I'm probably too late, but just in case you're still able to check tonight:
The lower half of the river should still be relatively paddle-worthy, just not very exciting. I would stay away from anything in the upper third for sure, as it will require a lot of boat-dragging through gravel bars and over or around low rapids. For the future, your best bet for exciting water is the upper third in late April or early May when the river is fed by spring storms. I would definitely avoid putting in above Pruitt, and would recommend going even farther down stream for your starting point this late in the year. If you start at Grinders Ferry, you will miss the inevitable cluster of activity that takes place at Tyler Bend State Park, and you'll be ahead of the hordes of larger groups that start their trip there.

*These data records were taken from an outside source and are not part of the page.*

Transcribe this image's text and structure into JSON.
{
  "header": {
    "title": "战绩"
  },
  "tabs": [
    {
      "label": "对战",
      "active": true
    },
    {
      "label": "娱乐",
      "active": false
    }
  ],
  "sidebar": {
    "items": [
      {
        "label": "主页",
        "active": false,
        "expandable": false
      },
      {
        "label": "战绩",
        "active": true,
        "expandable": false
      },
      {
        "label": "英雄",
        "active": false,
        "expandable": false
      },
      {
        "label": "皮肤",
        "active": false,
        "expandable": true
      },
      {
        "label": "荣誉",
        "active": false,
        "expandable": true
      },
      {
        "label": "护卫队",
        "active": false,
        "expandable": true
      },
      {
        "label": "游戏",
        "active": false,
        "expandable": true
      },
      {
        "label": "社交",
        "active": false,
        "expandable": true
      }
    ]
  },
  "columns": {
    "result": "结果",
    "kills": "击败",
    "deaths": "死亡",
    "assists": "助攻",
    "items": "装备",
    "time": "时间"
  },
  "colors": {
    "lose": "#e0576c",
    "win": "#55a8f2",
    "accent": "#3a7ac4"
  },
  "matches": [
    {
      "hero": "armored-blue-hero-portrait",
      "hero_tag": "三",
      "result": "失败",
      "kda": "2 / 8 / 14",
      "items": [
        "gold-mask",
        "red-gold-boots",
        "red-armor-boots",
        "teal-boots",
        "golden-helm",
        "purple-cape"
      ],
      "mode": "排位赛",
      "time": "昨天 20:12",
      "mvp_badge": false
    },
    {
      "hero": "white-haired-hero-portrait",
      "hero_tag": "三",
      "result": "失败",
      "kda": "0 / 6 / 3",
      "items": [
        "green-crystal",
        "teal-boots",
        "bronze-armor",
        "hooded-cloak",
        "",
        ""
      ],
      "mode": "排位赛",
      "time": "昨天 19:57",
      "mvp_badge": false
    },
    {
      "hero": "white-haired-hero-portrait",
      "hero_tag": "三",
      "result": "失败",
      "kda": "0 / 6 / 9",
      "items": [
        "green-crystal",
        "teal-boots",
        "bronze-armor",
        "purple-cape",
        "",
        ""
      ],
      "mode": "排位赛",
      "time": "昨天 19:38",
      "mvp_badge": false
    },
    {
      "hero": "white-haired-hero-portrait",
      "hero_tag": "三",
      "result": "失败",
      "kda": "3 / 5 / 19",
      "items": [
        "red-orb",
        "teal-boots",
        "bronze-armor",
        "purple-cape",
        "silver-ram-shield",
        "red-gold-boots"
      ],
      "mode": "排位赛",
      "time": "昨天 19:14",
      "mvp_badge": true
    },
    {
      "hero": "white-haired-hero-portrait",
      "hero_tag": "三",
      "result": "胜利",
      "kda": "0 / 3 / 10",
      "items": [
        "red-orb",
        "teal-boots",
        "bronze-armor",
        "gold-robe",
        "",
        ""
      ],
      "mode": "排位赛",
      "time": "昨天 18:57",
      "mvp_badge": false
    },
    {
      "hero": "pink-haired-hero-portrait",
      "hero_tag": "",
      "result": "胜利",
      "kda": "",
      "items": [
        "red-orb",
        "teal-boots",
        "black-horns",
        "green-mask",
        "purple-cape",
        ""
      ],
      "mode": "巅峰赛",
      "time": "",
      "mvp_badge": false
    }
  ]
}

As far as a 'liesurly pace'... we've easily covered 15-18 miles in short days (sleep late, take our time packing up camp, start paddling around 10 or so, start looking for ideal campsites around 4:30 or 5:00 and stop when we find one.) If you really want to slow it down, you can probably shoot for 7-10 miles per day, stopping frequently, take a long lunch, stop early and enjoy an early evening campsite. If you travel TOO fast, you may find yourself at your destination a day ahead of the shuttle service dropping off your vehicle. That happened to us our first time, we paddled way faster than we thought we would, reached our last day's take out point the night before, had to spend the night at the noisy Maumee campground. So my advice is to end your day early if you have reached your day's mileage. Better to spend the evening relaxing in your private campsite than to hurry and push yourself for maximum mileage and wind up reaching your end point 18 hours early.
Wabakimi Canoe Pack
Heel and Pegpads™
|Table of Contents|